# Graph sketching

• Jun 2nd 2007, 11:26 PM
margaritas
Graph sketching
The question is: Sketch 4x^2 + y^2 - 2y = 8 on a clearly labelled diagram, making clear the main relevant features of the graph.

Can I manipulate it such that it has an equation of an ellipse i.e. x^2/(3/2)^2 + (y-1)^2/3^2 = 1 ?

Or should I just make y the subject i.e. y = 1 +or- sq root (9-4x^2) then sketch using my GC?

Both give different sketches so which is the correct method or is there another way to do this question?
• Jun 3rd 2007, 04:21 AM
topsquark
Quote:

Originally Posted by margaritas
The question is: Sketch 4x^2 + y^2 - 2y = 8 on a clearly labelled diagram, making clear the main relevant features of the graph.

Can I manipulate it such that it has an equation of an ellipse i.e. x^2/(3/2)^2 + (y-1)^2/3^2 = 1 ?

Or should I just make y the subject i.e. y = 1 +or- sq root (9-4x^2) then sketch using my GC?

Both give different sketches so which is the correct method or is there another way to do this question?

Both methods will work (assuming you've solved the equations correctly; I didn't bother to check). The ellipse form tells you more than just plugging it in on the graphing calculator, though. (Such as the lengths of the axes, the foci, etc.)

-Dan
• Jun 3rd 2007, 05:09 AM
margaritas
Oh ok thanks! Could somebody help check my equations for each of the two methods? 'Cos I don't seem to get the same answer.
• Jun 3rd 2007, 05:30 AM
Soroban
Hello, margaritas!

Quote:

Sketch $4x^2 + y^2 - 2y \:=\:8$
Complete the square: . $4x^2 + y^2 - 2y + 1 \:=\:8 + 1$

Then we have: . $4x^2 + (y - 1)^2 \:=\:9$

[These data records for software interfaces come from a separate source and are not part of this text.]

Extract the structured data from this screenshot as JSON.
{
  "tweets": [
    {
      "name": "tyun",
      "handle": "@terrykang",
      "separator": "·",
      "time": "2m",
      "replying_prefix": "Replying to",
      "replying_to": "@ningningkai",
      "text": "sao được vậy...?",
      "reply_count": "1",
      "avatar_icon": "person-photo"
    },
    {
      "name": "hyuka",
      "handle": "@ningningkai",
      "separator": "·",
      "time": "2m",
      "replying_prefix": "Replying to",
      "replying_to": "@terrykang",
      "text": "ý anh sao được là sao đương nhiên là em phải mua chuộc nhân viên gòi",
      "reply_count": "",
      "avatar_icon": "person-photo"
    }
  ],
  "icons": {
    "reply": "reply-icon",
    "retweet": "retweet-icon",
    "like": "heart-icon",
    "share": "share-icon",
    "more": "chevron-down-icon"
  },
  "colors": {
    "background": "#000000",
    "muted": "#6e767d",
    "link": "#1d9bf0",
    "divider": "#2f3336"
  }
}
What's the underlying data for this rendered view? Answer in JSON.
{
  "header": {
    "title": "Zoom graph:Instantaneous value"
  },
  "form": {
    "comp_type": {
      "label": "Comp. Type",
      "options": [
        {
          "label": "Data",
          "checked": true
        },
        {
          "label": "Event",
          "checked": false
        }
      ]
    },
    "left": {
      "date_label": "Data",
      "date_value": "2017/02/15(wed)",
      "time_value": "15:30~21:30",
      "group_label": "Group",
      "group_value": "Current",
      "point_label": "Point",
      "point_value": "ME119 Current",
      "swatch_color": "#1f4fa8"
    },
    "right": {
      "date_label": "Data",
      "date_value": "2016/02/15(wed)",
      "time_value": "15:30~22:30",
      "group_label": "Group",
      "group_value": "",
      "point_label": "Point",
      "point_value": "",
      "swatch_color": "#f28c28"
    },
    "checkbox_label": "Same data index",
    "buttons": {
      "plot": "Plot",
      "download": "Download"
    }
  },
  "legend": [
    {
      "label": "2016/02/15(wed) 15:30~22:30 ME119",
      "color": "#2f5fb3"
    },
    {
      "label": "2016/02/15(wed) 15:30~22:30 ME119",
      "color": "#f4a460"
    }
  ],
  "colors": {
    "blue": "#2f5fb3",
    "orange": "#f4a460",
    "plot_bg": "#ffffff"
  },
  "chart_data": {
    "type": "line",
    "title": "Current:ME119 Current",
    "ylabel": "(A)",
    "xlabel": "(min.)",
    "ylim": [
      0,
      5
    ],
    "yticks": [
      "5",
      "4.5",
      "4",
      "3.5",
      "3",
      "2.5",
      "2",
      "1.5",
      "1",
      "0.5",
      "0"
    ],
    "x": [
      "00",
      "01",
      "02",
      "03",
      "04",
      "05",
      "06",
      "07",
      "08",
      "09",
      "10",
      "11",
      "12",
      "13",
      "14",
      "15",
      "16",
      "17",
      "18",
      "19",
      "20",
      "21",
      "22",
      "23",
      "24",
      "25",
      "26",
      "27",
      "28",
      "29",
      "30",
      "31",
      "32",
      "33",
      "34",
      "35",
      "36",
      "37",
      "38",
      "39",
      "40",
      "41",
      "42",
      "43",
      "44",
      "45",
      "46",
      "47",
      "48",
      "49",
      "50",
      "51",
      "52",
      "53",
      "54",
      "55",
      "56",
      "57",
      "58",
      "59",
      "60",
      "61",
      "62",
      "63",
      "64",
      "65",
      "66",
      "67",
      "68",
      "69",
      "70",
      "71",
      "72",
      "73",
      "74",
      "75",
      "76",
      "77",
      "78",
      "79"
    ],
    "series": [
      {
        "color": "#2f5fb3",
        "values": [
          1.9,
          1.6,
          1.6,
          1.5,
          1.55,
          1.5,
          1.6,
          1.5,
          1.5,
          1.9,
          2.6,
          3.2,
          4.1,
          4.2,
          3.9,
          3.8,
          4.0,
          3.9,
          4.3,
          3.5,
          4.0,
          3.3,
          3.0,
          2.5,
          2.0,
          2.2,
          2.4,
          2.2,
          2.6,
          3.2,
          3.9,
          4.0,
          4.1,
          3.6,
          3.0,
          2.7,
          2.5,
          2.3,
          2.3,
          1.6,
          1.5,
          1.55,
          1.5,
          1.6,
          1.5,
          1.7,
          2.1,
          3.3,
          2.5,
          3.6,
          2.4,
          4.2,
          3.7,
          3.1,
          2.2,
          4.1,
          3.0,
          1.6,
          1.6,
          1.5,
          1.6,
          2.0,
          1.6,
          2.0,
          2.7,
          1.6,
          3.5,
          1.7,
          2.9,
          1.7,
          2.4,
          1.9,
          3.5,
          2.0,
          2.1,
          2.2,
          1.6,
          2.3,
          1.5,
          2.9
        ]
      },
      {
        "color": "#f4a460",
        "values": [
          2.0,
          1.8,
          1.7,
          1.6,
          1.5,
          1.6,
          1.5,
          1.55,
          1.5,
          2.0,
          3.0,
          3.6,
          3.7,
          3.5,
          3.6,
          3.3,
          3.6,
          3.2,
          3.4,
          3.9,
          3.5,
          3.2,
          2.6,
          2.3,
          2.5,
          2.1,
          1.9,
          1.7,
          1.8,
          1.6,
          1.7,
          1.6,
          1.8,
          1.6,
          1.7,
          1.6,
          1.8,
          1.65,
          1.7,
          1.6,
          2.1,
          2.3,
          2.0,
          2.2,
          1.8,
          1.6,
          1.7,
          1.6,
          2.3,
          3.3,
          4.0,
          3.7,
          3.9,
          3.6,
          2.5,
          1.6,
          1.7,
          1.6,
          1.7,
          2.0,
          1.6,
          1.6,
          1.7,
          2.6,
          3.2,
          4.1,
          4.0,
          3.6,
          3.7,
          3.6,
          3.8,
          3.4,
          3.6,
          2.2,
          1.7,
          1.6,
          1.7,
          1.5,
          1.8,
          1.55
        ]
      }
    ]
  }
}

Divide by 9: . $\frac{x^2}{\frac{9}{4}} + \frac{(y-1)^2}{9}\:=\:1\quad\Rightarrow\quad \frac{x^2}{\left(\frac{3}{2}\right)^2} + \frac{(y-1)^2}{3^2}\:=\:1
$

Solve for $y$

We have: . $4x^2 + (y-1)^2\:=\:9\quad\Rightarrow\quad(y-1)^2\:=\:0-4x^2$

. . $y - 1\:=\:\pm\sqrt{9 - 4x^2}\quad\Rightarrow\quad y \:=\:1\pm\sqrt{9-4x^2}$